Whenever a line in the entries below contains "true", copy that line.

*** Begin section ***

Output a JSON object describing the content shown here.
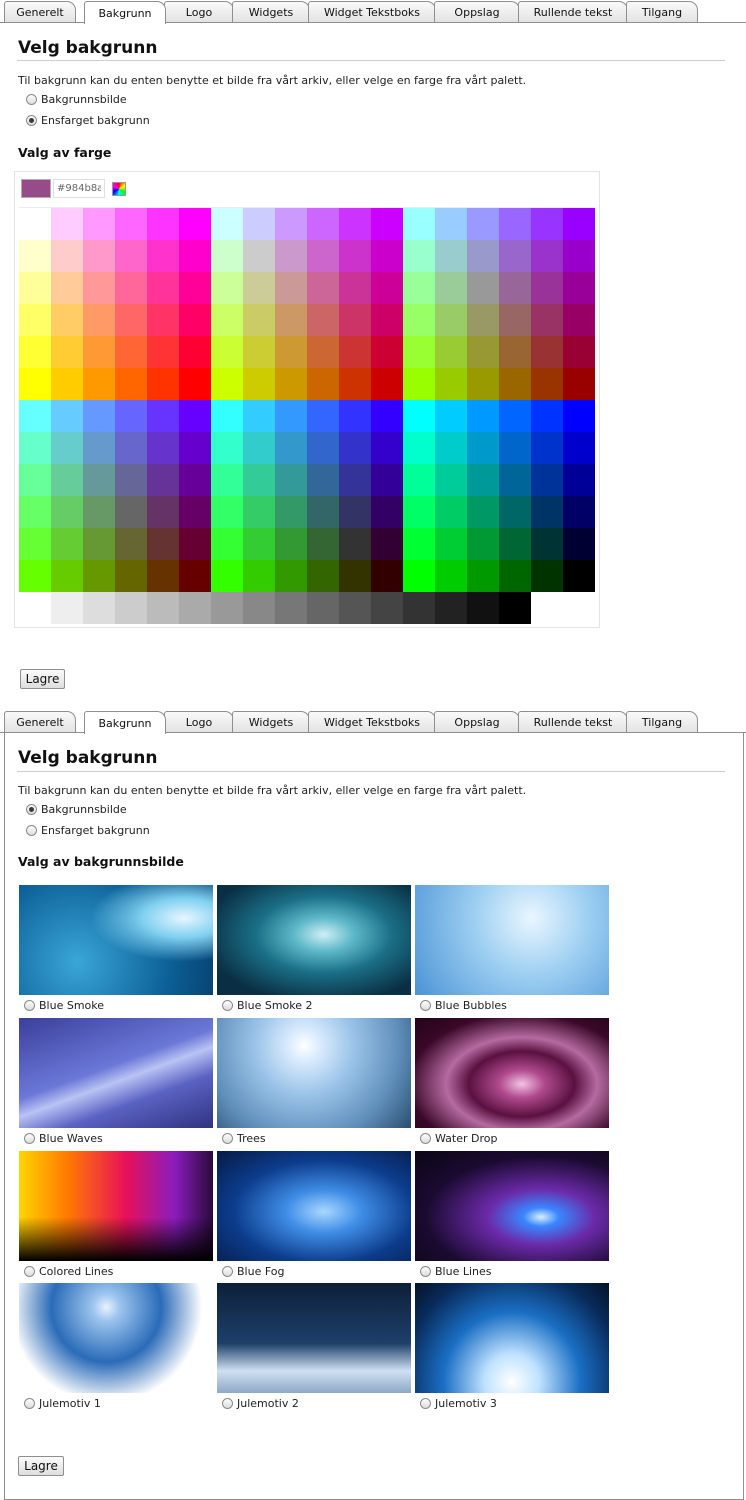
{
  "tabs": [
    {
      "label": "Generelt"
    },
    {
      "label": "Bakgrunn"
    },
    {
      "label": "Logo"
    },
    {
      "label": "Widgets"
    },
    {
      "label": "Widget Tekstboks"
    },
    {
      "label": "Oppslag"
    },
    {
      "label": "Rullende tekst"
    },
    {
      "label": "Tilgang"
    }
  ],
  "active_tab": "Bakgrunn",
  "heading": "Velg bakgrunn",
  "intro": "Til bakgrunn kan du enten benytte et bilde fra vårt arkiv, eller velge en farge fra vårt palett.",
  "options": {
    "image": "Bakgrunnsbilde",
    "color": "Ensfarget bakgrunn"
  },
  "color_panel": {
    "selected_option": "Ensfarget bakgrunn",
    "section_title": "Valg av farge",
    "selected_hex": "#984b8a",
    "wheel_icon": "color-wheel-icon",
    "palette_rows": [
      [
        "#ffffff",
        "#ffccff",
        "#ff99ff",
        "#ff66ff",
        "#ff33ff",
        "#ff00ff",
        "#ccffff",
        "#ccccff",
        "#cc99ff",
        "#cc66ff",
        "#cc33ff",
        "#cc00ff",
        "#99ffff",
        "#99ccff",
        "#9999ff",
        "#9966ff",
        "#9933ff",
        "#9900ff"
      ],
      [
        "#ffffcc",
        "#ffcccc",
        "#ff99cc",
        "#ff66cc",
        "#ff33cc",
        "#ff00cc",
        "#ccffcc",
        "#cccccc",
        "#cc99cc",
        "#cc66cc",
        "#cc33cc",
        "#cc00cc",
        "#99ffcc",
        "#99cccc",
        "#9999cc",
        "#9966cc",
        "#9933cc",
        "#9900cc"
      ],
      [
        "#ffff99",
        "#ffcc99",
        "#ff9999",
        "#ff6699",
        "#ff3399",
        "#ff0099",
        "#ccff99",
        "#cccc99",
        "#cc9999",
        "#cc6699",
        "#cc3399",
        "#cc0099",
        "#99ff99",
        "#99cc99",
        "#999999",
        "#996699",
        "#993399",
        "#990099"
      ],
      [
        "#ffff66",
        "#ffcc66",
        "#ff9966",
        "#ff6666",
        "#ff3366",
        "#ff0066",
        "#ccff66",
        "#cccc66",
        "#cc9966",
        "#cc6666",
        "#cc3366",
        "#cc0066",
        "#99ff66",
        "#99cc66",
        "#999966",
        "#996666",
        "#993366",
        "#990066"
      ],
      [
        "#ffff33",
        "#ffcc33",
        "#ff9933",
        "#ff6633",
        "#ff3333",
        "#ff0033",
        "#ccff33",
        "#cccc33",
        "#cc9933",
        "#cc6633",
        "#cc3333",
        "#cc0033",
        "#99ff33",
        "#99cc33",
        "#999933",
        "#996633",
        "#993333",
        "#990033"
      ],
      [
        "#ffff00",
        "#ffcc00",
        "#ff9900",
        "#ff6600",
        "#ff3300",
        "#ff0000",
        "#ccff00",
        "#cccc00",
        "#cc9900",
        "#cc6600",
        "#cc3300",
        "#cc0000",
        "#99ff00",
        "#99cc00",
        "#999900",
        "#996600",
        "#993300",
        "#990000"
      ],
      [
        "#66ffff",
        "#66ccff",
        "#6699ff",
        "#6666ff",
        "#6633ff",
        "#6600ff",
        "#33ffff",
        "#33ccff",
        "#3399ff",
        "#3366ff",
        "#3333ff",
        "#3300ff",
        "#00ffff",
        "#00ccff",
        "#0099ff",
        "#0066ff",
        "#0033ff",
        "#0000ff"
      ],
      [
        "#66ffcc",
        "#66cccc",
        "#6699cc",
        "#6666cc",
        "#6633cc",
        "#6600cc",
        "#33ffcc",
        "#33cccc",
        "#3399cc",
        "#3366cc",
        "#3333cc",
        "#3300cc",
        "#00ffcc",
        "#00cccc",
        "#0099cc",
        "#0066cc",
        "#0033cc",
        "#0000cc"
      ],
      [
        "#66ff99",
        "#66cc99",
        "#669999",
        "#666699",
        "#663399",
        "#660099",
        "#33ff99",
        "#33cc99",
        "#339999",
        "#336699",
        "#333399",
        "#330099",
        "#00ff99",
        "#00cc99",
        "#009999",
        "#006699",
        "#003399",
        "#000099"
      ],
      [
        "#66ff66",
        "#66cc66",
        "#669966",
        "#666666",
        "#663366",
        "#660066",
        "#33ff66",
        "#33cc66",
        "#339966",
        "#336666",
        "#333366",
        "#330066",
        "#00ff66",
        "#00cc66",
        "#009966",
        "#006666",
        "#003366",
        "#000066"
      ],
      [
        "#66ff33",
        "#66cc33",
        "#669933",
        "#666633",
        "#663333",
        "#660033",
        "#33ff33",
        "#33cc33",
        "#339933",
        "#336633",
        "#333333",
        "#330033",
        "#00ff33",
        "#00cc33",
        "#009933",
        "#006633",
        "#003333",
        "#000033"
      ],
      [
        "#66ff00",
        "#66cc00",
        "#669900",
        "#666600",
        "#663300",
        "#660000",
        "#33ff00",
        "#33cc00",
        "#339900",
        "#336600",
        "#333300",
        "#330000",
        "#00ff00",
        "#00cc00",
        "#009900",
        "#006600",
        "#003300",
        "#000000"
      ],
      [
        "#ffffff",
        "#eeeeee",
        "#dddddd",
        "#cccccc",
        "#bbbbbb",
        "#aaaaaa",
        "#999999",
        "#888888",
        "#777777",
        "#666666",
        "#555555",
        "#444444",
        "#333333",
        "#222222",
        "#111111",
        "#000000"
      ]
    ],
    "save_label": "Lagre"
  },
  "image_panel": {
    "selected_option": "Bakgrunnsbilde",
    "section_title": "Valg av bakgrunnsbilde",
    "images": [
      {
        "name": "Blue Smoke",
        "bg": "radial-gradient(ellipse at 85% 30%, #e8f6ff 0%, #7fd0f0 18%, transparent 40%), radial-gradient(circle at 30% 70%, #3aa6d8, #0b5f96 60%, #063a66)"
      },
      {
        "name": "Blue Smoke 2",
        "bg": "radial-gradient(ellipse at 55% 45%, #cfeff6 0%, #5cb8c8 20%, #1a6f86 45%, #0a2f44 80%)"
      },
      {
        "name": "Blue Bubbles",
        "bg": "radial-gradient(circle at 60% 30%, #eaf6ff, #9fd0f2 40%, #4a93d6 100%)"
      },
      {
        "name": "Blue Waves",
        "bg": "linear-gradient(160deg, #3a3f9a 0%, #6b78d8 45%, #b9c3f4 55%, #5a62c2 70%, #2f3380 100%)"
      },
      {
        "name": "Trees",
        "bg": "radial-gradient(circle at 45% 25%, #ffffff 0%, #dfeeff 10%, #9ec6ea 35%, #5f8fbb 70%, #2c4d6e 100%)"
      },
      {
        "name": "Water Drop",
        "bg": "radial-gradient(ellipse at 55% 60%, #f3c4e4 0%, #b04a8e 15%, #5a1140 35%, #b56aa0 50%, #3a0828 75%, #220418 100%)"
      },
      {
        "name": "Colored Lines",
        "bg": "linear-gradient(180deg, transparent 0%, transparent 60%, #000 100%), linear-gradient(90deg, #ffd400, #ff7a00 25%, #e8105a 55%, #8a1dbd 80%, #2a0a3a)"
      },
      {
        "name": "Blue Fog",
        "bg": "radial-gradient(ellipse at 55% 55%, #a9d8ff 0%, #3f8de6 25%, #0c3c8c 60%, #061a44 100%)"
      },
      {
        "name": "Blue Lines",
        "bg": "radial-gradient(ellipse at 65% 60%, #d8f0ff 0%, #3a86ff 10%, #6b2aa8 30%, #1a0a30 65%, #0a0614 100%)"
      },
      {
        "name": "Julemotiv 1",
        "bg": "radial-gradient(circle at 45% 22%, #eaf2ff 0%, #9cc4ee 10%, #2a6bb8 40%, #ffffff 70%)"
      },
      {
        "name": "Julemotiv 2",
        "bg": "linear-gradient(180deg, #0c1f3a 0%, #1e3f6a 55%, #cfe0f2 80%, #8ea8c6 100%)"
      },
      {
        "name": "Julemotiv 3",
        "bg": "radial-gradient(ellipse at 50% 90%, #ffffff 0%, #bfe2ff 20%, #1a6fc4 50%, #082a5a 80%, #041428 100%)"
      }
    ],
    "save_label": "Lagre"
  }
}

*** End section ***
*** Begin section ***

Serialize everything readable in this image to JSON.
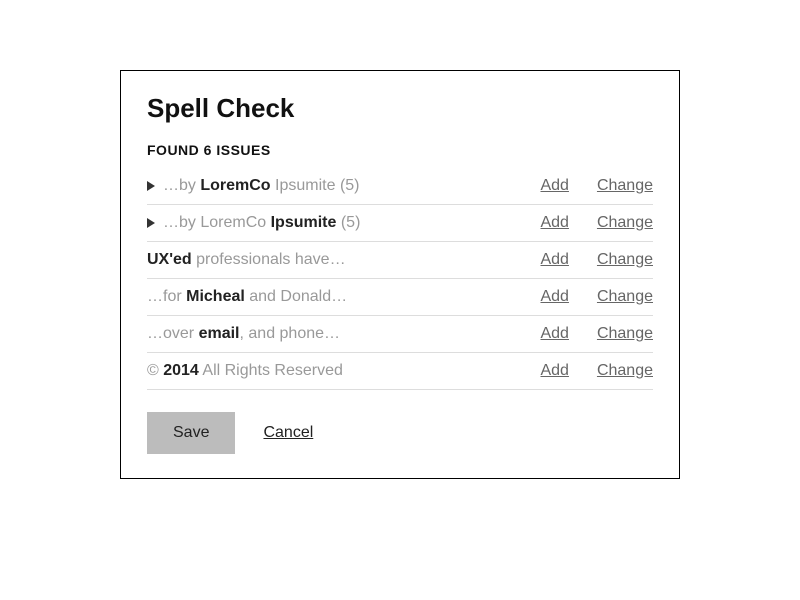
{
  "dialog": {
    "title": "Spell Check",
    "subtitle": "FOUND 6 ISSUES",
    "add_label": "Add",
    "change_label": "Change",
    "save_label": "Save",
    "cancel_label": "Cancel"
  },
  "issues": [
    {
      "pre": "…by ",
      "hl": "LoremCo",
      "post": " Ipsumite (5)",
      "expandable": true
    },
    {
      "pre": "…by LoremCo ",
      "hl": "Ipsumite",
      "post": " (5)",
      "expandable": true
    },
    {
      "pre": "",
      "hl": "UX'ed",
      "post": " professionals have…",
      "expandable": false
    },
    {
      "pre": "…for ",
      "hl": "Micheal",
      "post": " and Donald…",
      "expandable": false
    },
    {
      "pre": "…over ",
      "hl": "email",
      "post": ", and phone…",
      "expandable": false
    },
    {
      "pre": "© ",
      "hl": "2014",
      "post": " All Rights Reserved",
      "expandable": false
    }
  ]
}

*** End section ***
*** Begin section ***

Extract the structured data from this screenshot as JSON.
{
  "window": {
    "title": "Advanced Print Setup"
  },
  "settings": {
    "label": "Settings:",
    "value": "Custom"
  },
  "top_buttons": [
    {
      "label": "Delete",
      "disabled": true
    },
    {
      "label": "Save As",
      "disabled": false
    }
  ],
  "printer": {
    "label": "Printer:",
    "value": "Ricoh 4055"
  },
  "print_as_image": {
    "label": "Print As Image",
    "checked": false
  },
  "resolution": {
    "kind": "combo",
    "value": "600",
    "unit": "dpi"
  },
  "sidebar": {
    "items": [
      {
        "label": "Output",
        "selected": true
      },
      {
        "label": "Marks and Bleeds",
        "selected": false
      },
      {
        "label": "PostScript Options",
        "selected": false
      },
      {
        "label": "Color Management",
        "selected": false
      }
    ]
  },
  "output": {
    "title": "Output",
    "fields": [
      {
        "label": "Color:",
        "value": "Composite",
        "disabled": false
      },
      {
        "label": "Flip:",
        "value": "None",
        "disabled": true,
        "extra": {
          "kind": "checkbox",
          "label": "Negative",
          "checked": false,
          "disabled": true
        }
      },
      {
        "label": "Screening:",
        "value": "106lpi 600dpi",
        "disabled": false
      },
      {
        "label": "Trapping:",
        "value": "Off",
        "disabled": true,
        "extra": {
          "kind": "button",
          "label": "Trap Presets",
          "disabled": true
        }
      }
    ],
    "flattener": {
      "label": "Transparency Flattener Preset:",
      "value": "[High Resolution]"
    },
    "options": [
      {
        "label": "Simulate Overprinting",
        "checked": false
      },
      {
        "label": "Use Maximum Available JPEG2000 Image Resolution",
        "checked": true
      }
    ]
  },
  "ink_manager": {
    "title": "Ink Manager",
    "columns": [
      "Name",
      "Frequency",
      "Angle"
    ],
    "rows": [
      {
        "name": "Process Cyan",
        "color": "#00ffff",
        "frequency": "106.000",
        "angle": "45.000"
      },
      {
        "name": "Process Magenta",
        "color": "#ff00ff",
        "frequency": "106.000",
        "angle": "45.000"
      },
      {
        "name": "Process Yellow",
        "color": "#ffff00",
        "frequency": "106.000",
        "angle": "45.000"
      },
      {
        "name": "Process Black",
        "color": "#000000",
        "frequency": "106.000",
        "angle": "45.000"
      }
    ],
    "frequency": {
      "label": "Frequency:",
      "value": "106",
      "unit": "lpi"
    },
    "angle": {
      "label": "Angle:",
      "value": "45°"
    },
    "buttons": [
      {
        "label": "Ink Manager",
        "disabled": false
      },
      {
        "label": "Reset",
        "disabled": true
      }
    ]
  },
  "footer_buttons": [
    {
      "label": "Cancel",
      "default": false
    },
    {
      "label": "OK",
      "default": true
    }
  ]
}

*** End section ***

# YOUR SOLUTION:
      "expandable": true
      "expandable": true
      "disabled": true
        "selected": true
        "disabled": true,
          "disabled": true
        "disabled": true,
          "disabled": true
        "checked": true
        "disabled": true
      "default": true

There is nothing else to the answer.